3. We conclude that the plaintiffs have not demonstrated a likelihood of success on the merits, and thus the motion judge did not err in denying a preliminary injunction. The order denying a preliminary injunction is affirmed.

So ordered.


[Note 1] Thirty-five taxable inhabitants of the Commonwealth.

[Note 2] The Commissioner of Education & the intervener, U.S.S. Massachusetts Memorial Committee, Inc.

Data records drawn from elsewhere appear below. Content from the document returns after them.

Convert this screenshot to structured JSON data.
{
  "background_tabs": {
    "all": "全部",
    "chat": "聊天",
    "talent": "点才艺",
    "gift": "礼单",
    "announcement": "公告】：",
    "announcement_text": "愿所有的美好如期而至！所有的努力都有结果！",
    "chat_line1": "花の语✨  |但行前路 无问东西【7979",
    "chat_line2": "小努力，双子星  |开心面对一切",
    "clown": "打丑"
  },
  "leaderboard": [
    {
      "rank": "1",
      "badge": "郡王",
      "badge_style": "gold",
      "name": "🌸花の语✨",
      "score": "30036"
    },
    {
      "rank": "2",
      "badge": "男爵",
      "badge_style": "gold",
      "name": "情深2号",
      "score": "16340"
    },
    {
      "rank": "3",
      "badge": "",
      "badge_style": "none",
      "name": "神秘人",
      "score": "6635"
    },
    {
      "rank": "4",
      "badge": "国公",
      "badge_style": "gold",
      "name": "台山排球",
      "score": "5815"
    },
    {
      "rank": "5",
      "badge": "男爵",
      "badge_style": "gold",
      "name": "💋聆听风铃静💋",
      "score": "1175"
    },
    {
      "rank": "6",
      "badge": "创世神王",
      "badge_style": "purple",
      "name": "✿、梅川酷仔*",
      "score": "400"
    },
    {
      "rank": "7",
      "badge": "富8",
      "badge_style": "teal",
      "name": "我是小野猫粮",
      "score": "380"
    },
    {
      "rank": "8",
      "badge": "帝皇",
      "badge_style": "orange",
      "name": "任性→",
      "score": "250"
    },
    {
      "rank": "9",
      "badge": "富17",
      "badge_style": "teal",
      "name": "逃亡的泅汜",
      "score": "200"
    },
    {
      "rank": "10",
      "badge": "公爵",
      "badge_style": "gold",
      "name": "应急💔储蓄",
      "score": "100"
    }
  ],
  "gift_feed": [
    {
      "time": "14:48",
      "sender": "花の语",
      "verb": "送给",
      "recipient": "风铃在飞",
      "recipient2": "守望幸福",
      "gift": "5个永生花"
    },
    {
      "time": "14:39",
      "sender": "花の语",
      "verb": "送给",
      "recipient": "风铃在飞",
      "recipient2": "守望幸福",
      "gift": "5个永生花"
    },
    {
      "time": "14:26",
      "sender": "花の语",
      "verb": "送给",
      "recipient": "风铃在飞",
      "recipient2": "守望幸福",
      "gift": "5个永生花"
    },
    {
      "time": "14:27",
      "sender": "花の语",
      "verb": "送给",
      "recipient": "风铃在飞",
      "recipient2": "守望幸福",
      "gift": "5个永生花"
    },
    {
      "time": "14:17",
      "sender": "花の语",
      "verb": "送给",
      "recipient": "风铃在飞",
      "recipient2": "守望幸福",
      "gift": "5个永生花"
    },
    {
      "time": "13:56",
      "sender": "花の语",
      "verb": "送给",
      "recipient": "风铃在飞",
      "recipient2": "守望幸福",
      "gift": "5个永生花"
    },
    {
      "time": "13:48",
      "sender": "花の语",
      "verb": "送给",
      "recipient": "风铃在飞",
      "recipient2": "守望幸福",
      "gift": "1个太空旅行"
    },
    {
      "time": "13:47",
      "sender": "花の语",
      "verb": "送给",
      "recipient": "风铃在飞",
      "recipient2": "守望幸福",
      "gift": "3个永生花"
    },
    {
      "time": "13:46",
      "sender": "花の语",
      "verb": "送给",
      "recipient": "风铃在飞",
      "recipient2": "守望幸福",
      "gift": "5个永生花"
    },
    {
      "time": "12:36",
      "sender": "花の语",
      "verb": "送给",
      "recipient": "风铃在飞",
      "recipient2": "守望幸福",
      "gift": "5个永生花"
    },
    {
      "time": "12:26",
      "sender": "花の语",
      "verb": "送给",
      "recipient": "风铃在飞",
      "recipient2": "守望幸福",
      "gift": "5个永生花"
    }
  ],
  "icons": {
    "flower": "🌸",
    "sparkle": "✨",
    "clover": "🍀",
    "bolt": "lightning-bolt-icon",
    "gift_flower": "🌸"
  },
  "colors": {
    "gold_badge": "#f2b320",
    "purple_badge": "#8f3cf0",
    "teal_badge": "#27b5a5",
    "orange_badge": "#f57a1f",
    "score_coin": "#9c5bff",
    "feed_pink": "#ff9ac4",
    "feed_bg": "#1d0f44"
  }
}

[Note 3] The defendants state that plans to have the battleship towed to a dry dock have been postponed and no further payments of public funds will be made, except for claims for work already completed. They argue that, because of these facts, no injunction is warranted. The defendants, however, have not shown, as they claim, that, by abandoning further work, the Commonwealth is not "about to expend money" within the meaning of G. L. c. 29, Section 63, for a purpose asserted to be unlawful. See Sears v. Treasurer & Receiver Gen., 327 Mass. 310, 318 (1951). We thus see no basis for not deciding the preliminary injunction issue at this time.